Gavin DeGraw headlines a special Halloween event sponsored by The MIX-101.9FM on Oct. 26. | AP
ERIC & KATHY’S HALLOWEEN FRIGHT NIGHT
♦ 7 p.m. Oct. 26
♦ Fairmont Chicago Millennium Park
♦ Sold Out
♦ Note: 101.9FM-THE MIX is offering chances to win tickets to the event by listening at 7:20 a.m. weekdays.Visit www.wtmx.com for details.
Updated: October 24, 2012 6:10PM
Contemporary pop singer-pianist Gavin DeGraw has been a commercial success for less than a decade, yet that was good enough to land him a spot on “Dancing With the Stars.” DeGraw was axed from the popular ABC series after only five weeks, but the 35-year-old views it as another highlight in what has been an “unusually great year.”
It wasn’t so great, though, on Aug. 8, 2011, when DeGraw was beaten by a group of thugs on a New York City street late one night. He suffered a broken nose, concussion, and facial cuts. But he rebounded with a successful new album, “Sweeter,” in September, featuring the top single “Not Over You.”
In a recent interview, DeGraw talked about being on the road, the attack and the impact of “Dancing With the Stars” on his career.
Question: Touring has a mystique to it, in part because it’s often glorified by musicians. But do you ever grow weary of being on the road?
Gavin DeGraw: The road gives and takes. It’s better than sitting in one place for too long. The great downside of being on the road is that when you start putting it all together, you’re in a bus. That’s not the downside. You’re at a venue. That’s not the downside. The downside is that you’re in a parking lot somewhere. Whether it’s inside the building or outside the building, your scenery tends to be a parking lot. Other than that, the road is pretty cool. The fact is, when you’re out on the road, that’s your time to make a living. That’s your opportunity to go out and get it.

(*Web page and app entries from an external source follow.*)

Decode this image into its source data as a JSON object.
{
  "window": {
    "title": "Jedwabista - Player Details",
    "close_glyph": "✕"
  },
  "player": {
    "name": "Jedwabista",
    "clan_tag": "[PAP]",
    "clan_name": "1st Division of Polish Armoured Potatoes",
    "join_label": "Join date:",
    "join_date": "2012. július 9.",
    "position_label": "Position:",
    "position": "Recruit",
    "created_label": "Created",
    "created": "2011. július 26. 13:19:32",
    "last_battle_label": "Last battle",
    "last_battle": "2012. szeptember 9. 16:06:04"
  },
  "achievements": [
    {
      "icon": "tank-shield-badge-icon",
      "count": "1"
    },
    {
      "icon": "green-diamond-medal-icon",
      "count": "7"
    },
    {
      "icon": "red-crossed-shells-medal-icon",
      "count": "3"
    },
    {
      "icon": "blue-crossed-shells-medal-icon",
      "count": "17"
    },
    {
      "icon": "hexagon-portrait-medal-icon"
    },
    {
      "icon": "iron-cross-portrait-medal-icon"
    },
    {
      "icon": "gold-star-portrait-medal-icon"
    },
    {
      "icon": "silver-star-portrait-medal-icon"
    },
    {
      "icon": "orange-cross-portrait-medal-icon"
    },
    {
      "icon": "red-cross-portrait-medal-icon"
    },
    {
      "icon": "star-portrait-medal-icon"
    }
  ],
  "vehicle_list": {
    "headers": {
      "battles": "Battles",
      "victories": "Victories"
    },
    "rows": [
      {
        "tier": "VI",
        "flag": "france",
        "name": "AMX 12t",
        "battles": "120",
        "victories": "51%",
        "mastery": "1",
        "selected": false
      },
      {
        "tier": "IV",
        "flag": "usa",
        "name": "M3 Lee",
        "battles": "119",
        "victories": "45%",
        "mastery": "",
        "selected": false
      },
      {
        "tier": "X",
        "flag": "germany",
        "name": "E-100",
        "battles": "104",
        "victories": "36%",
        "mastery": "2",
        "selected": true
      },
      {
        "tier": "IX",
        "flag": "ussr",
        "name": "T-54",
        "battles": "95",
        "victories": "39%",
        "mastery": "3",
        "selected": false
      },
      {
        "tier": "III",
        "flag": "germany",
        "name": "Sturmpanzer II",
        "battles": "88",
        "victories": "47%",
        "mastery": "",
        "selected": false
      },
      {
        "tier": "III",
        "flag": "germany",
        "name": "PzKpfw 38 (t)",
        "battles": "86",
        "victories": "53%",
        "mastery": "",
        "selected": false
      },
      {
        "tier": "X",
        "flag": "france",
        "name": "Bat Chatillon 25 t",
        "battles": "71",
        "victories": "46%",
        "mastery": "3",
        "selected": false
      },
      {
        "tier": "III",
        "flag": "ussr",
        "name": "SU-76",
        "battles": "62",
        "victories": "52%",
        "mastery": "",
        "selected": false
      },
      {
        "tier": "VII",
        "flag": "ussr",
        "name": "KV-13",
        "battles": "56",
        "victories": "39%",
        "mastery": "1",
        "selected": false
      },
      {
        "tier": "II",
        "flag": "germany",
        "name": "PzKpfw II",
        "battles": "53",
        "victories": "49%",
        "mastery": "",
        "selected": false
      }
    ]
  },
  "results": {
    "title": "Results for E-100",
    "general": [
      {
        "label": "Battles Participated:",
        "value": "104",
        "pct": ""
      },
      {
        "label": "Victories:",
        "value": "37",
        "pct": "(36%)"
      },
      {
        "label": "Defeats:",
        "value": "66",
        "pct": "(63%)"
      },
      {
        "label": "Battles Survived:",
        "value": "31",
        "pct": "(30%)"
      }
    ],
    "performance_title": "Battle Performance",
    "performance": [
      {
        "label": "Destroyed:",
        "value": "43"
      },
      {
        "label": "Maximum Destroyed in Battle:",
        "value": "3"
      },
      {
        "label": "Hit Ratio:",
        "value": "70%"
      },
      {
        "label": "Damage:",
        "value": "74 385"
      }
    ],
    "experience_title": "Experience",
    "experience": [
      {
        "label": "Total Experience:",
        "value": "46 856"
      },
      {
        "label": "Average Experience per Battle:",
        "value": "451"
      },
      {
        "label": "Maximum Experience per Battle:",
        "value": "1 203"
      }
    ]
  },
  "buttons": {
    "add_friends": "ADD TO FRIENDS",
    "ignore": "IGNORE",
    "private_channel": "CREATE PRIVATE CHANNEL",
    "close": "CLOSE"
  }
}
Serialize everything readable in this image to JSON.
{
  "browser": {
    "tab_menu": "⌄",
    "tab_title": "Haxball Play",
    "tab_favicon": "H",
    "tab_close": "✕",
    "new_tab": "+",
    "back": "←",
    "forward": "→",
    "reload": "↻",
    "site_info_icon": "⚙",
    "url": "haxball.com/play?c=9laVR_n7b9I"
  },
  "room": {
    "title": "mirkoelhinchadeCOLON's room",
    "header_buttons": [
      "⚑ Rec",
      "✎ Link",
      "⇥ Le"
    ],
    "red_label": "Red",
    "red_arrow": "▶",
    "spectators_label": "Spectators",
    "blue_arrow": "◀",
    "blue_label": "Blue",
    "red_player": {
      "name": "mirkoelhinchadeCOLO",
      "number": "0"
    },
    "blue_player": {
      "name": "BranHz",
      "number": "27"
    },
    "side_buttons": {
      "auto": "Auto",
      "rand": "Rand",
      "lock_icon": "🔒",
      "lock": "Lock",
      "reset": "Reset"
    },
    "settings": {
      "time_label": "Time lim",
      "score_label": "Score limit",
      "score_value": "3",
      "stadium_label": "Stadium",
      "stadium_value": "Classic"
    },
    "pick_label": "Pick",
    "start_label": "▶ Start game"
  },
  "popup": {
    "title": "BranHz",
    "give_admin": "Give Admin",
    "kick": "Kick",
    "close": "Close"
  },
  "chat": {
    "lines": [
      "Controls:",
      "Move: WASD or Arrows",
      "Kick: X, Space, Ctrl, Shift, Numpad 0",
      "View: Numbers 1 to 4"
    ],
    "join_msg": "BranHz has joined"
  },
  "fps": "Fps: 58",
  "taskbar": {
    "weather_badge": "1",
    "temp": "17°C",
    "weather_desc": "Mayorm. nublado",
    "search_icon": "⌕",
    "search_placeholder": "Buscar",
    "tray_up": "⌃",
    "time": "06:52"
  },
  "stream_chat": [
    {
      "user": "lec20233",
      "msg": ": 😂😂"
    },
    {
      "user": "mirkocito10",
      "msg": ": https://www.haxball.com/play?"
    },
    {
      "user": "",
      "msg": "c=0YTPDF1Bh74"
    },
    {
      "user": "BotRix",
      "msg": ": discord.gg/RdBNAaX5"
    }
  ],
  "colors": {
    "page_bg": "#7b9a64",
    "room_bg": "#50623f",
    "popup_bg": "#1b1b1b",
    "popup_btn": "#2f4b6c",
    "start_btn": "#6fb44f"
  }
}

Q. How much songwriting do you do on the road?
GD: You don’t do as much as you’d like to. It makes it a little bit harder because I don’t have a piano set up in this particular bus that I’m on, but I keep a guitar with me, though, so my writing is limited to the guitar. I’m a little bit shorthanded in that way because I’m primarily a piano player. I get some writing done, mostly just ideas. I don’t have as many complete songs written on the road, but I have hundreds and hundreds of beginnings of songs.
Q. With your appearance on “Dancing With the Stars,” what kind of impact are you seeing in terms of audience support for your shows?
GD: I’m not going to crush it in every single market, but I am seeing a huge improvement at the live shows and some shows are selling out. Certainly that’s in direct correlation to the success of the single and to the album and to the other things that [I’m] doing, and maybe the addition of “Dancing With the Stars.” I know that gets some people interested. Each of them really helps. I’m hoping that we’ll get around to a third single and then from that point maybe go back to Europe, then to the studio (and release a new record) and do it all over again.
I recently read someone who said the most important thing now is for artists to continually put out new stuff instead of the old format of go make an album that you need to have out for three years. (It’s) taking the route of continually putting out songs for the people who are interested in listening to you versus not worrying about somebody who is going to hopefully like you. I think that couldn’t be more on the money, making sure that you’re putting out as much material as possible. What you want is for people to be talking about you. You need to give a reason for them to, and if you’re not they’ll be talking about somebody else.
Q. Any thoughts on your assault?
GD: I don’t even think about it, it’s so odd. The year has been so unbelievably special I feel like it’s so far in the distant past; it feels like five years ago to me. I’ve done so much living in the past year I didn’t even realize it’s been a year ago. This past year has been like I have the winning lottery ticket ... and I’m enjoying walking to the government center to pick up my winnings.
Scripps Howard News Service